***** Data in this exercise

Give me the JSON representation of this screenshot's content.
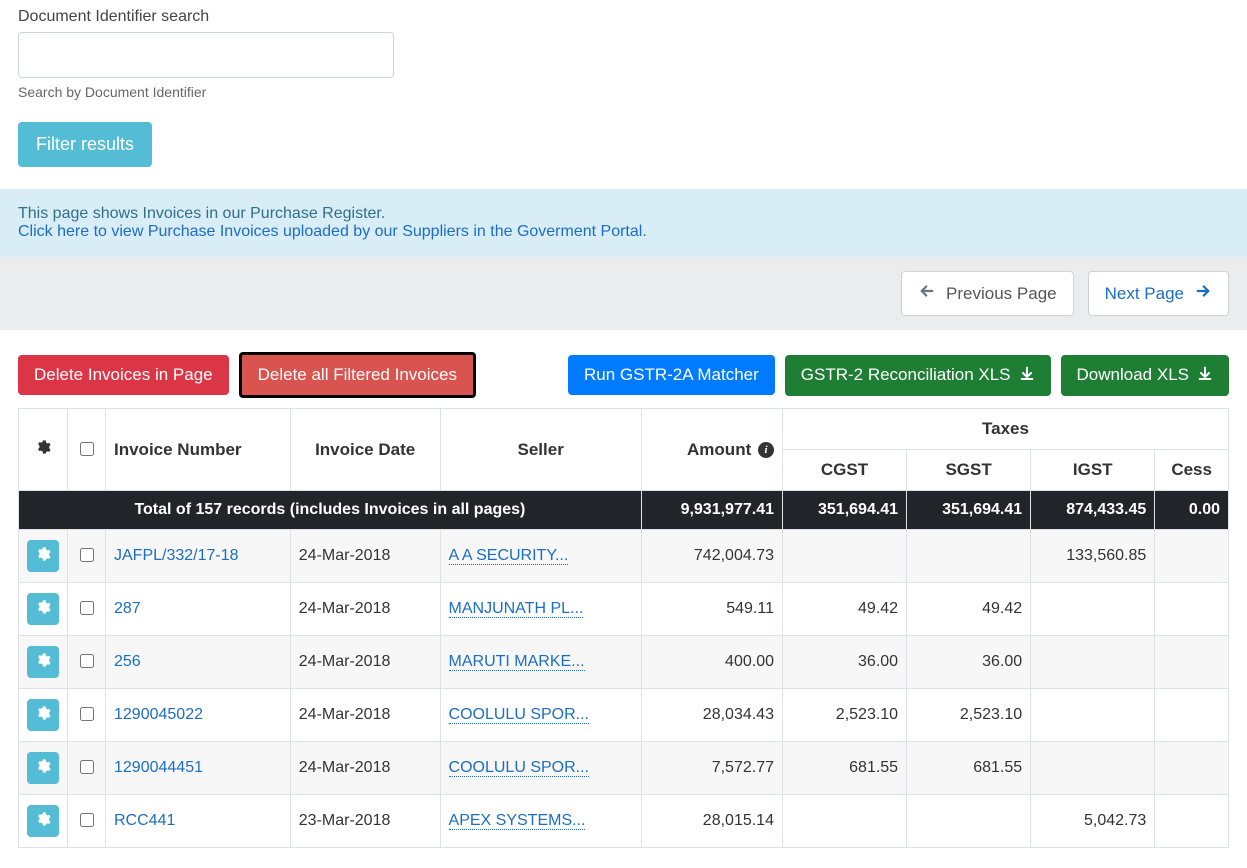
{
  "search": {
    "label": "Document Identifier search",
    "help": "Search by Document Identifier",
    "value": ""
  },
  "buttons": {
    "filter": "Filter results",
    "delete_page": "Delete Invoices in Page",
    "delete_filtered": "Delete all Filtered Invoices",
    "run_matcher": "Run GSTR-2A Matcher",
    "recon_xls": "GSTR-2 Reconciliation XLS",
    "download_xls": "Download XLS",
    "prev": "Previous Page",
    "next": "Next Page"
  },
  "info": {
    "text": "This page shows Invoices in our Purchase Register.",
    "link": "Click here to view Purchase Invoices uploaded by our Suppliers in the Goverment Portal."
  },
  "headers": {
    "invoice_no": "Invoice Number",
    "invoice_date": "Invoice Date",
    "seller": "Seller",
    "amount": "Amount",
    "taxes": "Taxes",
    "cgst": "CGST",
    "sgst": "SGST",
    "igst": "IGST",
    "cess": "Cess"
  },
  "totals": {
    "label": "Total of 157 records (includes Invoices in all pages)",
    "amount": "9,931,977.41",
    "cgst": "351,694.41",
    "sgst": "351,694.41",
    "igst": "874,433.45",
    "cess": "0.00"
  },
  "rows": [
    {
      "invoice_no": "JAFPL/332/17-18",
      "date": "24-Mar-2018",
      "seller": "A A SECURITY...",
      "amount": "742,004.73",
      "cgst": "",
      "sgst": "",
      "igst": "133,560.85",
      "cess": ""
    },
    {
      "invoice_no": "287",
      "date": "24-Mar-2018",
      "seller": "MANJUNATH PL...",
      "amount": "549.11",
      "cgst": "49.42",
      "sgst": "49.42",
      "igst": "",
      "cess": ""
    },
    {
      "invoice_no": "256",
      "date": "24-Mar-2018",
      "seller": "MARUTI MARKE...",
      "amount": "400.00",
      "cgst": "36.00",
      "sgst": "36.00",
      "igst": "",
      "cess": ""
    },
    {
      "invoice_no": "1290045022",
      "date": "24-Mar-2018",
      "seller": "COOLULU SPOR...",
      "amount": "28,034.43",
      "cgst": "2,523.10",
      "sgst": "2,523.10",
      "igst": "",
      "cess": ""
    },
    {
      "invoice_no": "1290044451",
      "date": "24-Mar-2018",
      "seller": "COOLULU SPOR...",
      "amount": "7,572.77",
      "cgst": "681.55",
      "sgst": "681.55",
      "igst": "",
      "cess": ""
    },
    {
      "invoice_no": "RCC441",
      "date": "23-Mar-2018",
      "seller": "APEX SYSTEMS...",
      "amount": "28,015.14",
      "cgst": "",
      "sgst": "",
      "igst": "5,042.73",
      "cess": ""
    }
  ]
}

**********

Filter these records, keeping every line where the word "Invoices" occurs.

** Result of the task **
    "delete_page": "Delete Invoices in Page",
    "delete_filtered": "Delete all Filtered Invoices",
    "text": "This page shows Invoices in our Purchase Register.",
    "link": "Click here to view Purchase Invoices uploaded by our Suppliers in the Goverment Portal."
    "label": "Total of 157 records (includes Invoices in all pages)",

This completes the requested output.